▶ _YOUR INSTRUCTIONS_
Below are the records; copy each line in which "heading" can be found.

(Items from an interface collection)
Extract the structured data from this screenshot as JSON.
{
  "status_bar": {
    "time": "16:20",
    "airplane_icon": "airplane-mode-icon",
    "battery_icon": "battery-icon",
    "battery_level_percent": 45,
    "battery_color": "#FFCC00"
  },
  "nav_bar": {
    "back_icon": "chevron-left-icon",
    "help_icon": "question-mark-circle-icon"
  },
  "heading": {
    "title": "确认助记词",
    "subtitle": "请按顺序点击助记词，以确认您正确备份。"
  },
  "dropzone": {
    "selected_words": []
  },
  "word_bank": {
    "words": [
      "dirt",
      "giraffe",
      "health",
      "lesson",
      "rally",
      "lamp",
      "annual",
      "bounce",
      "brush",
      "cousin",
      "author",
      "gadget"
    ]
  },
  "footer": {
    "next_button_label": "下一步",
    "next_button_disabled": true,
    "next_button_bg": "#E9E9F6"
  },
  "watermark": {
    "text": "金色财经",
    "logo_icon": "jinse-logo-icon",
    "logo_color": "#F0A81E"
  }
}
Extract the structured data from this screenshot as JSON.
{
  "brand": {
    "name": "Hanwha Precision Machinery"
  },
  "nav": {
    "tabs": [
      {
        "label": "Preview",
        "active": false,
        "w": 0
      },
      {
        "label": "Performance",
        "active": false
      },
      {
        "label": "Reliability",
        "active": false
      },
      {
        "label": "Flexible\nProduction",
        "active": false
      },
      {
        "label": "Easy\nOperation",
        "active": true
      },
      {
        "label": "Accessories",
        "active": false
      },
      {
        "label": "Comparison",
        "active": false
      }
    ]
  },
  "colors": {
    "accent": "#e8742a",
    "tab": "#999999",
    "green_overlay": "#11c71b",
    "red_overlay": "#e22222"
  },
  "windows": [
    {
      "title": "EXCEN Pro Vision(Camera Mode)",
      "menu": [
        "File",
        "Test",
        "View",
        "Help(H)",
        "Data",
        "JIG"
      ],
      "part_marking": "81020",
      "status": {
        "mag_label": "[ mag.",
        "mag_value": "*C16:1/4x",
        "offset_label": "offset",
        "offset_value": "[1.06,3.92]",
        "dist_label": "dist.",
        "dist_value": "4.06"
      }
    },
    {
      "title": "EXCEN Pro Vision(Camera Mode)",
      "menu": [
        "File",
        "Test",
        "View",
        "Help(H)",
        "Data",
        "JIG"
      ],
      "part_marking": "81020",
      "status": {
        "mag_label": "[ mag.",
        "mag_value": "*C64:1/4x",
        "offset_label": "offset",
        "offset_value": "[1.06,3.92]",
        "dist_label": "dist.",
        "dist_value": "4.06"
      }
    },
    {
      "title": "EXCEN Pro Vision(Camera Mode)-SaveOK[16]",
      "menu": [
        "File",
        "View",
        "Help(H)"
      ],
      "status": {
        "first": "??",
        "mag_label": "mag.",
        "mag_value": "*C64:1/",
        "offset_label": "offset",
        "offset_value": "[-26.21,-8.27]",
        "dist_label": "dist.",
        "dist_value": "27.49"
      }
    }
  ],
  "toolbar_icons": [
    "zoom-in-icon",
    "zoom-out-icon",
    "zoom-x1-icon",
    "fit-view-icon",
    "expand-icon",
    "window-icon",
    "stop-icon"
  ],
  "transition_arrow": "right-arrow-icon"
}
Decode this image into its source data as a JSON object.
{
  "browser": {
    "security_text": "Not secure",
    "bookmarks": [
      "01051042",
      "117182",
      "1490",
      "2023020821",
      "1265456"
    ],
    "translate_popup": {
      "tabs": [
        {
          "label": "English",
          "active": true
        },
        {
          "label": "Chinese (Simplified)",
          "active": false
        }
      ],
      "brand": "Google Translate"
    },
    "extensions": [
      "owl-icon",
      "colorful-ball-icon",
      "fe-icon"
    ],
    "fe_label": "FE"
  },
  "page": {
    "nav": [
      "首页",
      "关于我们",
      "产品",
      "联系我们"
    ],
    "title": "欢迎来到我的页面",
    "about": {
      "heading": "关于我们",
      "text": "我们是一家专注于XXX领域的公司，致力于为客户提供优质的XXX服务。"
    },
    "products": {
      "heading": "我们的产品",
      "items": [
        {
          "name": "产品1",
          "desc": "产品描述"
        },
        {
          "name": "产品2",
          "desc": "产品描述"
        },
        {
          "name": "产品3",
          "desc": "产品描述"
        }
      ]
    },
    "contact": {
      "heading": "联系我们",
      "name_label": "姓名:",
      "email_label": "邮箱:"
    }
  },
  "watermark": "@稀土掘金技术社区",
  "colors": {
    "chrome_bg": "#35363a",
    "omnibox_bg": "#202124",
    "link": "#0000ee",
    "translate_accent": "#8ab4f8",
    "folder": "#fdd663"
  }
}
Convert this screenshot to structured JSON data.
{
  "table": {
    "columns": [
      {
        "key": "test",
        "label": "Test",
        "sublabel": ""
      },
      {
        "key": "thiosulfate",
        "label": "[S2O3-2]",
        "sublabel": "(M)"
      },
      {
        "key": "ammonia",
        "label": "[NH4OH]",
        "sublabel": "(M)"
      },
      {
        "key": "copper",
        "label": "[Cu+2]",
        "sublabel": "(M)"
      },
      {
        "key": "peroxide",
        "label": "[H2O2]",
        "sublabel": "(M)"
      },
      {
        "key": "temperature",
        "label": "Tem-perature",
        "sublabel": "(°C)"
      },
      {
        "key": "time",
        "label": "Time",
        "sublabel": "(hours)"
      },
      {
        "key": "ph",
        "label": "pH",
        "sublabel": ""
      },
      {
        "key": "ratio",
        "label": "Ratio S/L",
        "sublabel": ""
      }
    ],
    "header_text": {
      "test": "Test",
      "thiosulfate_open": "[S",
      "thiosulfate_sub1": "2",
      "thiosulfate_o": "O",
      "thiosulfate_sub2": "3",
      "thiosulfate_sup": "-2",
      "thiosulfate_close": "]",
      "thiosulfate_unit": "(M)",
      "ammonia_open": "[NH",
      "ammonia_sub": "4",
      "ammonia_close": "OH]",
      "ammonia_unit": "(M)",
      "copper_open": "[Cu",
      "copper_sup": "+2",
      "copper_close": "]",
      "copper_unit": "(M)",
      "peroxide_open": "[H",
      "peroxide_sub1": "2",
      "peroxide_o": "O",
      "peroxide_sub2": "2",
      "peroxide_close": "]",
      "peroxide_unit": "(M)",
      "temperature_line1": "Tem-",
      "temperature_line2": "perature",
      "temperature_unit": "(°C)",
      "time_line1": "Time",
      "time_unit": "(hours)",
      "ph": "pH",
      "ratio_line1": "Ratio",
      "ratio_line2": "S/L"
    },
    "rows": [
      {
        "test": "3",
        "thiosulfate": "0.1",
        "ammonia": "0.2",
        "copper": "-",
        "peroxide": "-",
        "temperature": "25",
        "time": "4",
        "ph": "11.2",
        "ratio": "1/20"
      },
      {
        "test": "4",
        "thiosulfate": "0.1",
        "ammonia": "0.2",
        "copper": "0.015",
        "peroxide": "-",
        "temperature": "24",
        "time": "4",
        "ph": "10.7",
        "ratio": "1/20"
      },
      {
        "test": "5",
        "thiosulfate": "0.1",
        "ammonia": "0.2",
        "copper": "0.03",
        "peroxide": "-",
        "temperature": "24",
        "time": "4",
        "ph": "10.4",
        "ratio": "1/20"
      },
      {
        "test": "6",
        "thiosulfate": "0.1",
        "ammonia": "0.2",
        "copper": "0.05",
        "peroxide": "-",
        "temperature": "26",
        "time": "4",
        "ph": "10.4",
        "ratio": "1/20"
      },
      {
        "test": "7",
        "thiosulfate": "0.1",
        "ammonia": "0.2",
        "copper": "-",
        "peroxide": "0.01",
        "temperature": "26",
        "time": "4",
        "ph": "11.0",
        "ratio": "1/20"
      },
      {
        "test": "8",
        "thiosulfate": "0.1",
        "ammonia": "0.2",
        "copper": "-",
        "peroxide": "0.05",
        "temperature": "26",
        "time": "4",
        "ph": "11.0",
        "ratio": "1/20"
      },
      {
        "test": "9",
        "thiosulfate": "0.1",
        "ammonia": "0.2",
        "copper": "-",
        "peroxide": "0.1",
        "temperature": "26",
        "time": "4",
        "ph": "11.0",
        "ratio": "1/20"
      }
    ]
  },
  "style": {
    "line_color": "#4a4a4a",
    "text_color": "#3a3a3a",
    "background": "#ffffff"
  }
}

▶ _OUTPUT FOR THIS EXERCISE_
  "heading": {
      "heading": "关于我们",
      "heading": "我们的产品",
      "heading": "联系我们",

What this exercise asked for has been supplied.